▶ **ASSIGNED TASK**
Copy each of the records exactly; leave nothing out.

Segment Open

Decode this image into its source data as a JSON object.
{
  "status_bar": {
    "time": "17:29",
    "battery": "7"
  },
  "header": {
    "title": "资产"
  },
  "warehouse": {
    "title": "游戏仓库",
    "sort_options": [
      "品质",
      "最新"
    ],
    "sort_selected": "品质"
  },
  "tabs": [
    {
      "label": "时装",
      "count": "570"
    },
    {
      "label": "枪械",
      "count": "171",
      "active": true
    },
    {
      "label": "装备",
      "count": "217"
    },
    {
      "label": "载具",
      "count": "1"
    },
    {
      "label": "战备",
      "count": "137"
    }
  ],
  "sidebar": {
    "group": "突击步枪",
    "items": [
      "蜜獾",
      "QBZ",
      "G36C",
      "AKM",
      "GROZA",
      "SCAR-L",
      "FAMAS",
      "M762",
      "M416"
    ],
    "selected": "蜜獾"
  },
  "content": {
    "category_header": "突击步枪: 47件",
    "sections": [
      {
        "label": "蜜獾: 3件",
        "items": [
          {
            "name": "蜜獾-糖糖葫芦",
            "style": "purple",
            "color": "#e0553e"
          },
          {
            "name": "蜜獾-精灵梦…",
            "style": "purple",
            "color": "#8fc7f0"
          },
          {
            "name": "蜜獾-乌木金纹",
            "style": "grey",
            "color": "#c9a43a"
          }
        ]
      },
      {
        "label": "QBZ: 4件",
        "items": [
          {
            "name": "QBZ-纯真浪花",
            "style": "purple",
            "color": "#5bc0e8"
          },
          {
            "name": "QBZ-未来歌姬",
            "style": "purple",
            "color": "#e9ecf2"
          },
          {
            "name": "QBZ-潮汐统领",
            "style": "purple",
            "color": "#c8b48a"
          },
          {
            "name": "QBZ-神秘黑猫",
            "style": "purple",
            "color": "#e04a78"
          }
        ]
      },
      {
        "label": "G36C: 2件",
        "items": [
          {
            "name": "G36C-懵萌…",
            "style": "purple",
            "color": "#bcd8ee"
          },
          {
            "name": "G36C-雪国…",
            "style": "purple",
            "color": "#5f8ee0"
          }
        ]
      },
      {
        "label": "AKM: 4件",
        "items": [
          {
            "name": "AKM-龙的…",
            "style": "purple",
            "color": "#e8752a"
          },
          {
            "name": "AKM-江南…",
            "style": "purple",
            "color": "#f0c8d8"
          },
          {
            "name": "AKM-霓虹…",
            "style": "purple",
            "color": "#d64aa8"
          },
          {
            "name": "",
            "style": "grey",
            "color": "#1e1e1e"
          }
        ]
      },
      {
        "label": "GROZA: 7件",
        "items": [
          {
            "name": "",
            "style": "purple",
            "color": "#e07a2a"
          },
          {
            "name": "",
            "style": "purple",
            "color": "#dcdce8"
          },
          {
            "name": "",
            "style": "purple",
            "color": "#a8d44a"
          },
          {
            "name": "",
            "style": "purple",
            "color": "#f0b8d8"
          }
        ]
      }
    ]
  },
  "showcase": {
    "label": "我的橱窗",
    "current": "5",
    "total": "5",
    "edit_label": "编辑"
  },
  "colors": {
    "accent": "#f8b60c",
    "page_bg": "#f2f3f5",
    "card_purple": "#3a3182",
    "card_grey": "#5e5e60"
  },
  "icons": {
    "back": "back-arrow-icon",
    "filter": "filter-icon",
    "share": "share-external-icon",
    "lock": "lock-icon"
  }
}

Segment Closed

▶ **WRITTEN ANSWER**
Decode this image into its source data as a JSON object.
{
  "status_bar": {
    "time": "17:29",
    "battery": "7"
  },
  "header": {
    "title": "资产"
  },
  "warehouse": {
    "title": "游戏仓库",
    "sort_options": [
      "品质",
      "最新"
    ],
    "sort_selected": "品质"
  },
  "tabs": [
    {
      "label": "时装",
      "count": "570"
    },
    {
      "label": "枪械",
      "count": "171",
      "active": true
    },
    {
      "label": "装备",
      "count": "217"
    },
    {
      "label": "载具",
      "count": "1"
    },
    {
      "label": "战备",
      "count": "137"
    }
  ],
  "sidebar": {
    "group": "突击步枪",
    "items": [
      "蜜獾",
      "QBZ",
      "G36C",
      "AKM",
      "GROZA",
      "SCAR-L",
      "FAMAS",
      "M762",
      "M416"
    ],
    "selected": "蜜獾"
  },
  "content": {
    "category_header": "突击步枪: 47件",
    "sections": [
      {
        "label": "蜜獾: 3件",
        "items": [
          {
            "name": "蜜獾-糖糖葫芦",
            "style": "purple",
            "color": "#e0553e"
          },
          {
            "name": "蜜獾-精灵梦…",
            "style": "purple",
            "color": "#8fc7f0"
          },
          {
            "name": "蜜獾-乌木金纹",
            "style": "grey",
            "color": "#c9a43a"
          }
        ]
      },
      {
        "label": "QBZ: 4件",
        "items": [
          {
            "name": "QBZ-纯真浪花",
            "style": "purple",
            "color": "#5bc0e8"
          },
          {
            "name": "QBZ-未来歌姬",
            "style": "purple",
            "color": "#e9ecf2"
          },
          {
            "name": "QBZ-潮汐统领",
            "style": "purple",
            "color": "#c8b48a"
          },
          {
            "name": "QBZ-神秘黑猫",
            "style": "purple",
            "color": "#e04a78"
          }
        ]
      },
      {
        "label": "G36C: 2件",
        "items": [
          {
            "name": "G36C-懵萌…",
            "style": "purple",
            "color": "#bcd8ee"
          },
          {
            "name": "G36C-雪国…",
            "style": "purple",
            "color": "#5f8ee0"
          }
        ]
      },
      {
        "label": "AKM: 4件",
        "items": [
          {
            "name": "AKM-龙的…",
            "style": "purple",
            "color": "#e8752a"
          },
          {
            "name": "AKM-江南…",
            "style": "purple",
            "color": "#f0c8d8"
          },
          {
            "name": "AKM-霓虹…",
            "style": "purple",
            "color": "#d64aa8"
          },
          {
            "name": "",
            "style": "grey",
            "color": "#1e1e1e"
          }
        ]
      },
      {
        "label": "GROZA: 7件",
        "items": [
          {
            "name": "",
            "style": "purple",
            "color": "#e07a2a"
          },
          {
            "name": "",
            "style": "purple",
            "color": "#dcdce8"
          },
          {
            "name": "",
            "style": "purple",
            "color": "#a8d44a"
          },
          {
            "name": "",
            "style": "purple",
            "color": "#f0b8d8"
          }
        ]
      }
    ]
  },
  "showcase": {
    "label": "我的橱窗",
    "current": "5",
    "total": "5",
    "edit_label": "编辑"
  },
  "colors": {
    "accent": "#f8b60c",
    "page_bg": "#f2f3f5",
    "card_purple": "#3a3182",
    "card_grey": "#5e5e60"
  },
  "icons": {
    "back": "back-arrow-icon",
    "filter": "filter-icon",
    "share": "share-external-icon",
    "lock": "lock-icon"
  }
}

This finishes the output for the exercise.